The program may also land many of the workers a job at LumaStream, which is moving its Canadian manufacturing operations to Midtown St. Petersburg and plans to hire several hundred people in coming years.
The college's board of trustees this week approved an agreement with LumaStream to start a training program at the company's new manufacturing center at the corner of 22nd Street and First Avenue South.
Successful students would get preference for jobs, which could pay anywhere from $30,000 for an entry-level machinist to $100,000 for management roles, LumaStream president and CEO Eric Higgs said.
The project is the first being paid for by a $15-million federal grant aimed at training workers in advanced manufacturing at 12 Florida colleges.
The program will offer much-needed training for a workforce that lacks the necessary skills to get jobs with the the types of manufacturing and technology companies the city hopes to bring here, economic development officials said.
St. Petersburg is poised to become a major center for technology companies such as his, Higgs said.
"We really have an opportunity to become a technology hub - one of the most successful technology hubs in the country, I believe," he said.
LumaStream seemed like a perfect fit for the U.S. Department of Labor grant that St. Petersburg College has been tasked with overseeing across the state, college officials said.
Under the agreement, the college will pay $5,000 a month over the next two years to use space in LumaStream's 15,000-square-foot building, which is currently being renovated.
The company anticipates building a new 50,000-square-foot factory a few years down the road to accommodate its projected growth, Higgs said.
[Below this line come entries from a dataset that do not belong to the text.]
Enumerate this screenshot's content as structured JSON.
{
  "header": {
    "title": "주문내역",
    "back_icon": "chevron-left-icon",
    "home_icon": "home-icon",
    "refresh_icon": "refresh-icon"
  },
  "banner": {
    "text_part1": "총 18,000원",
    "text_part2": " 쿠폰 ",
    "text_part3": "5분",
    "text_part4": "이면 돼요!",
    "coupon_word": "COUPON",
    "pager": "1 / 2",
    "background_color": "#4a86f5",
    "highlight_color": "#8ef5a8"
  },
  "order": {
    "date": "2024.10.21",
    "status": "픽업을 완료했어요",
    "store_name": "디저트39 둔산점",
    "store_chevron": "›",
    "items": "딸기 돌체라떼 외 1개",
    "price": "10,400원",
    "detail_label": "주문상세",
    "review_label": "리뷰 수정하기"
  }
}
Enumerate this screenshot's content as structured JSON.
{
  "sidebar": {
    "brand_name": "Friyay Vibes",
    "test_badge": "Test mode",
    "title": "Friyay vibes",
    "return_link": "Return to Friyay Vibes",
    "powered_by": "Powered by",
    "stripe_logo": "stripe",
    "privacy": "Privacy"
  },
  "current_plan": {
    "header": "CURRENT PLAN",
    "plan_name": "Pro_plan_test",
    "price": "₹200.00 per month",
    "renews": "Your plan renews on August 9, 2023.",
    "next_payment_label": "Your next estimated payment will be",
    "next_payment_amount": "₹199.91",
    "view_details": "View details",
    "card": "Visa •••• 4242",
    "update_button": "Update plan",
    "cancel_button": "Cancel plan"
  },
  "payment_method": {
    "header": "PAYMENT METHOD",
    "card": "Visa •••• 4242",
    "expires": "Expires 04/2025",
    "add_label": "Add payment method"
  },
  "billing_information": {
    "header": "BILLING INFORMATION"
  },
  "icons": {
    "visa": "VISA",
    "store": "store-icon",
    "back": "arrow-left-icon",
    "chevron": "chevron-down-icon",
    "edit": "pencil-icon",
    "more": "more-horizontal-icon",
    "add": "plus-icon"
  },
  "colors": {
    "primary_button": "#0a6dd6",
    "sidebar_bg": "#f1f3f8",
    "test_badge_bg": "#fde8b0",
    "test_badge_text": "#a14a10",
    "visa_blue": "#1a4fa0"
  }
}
The college expects the training program and several more under development with other technology and manufacturing companies to yield 224 jobs in Pinellas County and prepare many more for future work, said Gary Graham, the college's workforce outreach coordinator.
"We're going to be sure that we send them our strongest people we can with the skills they need because we want the companies to have faith in us and our program, and we want the students who complete the program to be successful," said Graham.
"Our definition of successful is they're back in the workforce and they have a job."
Assessment for the first round of students will begin in July, with coursework starting in September.
Although many of the 1,500 manufacturers in Pinellas County are small businesses with fewer than 10 people, Pinellas County ranks second in the state for total jobs in the manufacturing sector.
Economic development leaders envision LumaStream becoming an anchor for more advanced manufacturing companies in Midtown, where St. Petersburg College is building a new $12-million, 45,000-square-foot campus.
St. Petersburg Downtown Partnership head Peter Betzer says this type of hands-on training with actual equipment will lead technology companies such as SRI or Draper Labs to invest more locally and expand.
"I really see this as enabling a lot of people to get jobs, and yes, it will eventually attract others," said Betzer, who helped put the LumaStream program together.
The nonprofit Downtown Partnership has invested $25,000 in LumaStream, which Betzer said is on the fast track to becoming a major player in the energy industry.
Higgs told college officials Tuesday his business is riding a wave of demand for energy-efficient LED lighting as energy costs climb and traditional light bulbs are phased out.
The company doesn't actually make LED bulbs but, rather, digital controllers that give users precise command over light levels throughout entire buildings.
Its patented technology has been used to light the front columns of the St. Petersburg Museum of Fine Arts, the top of the Comcast tower in Philadelphia, luxury suites at Tropicana Field, and its list of clients continues to grow, Higgs said.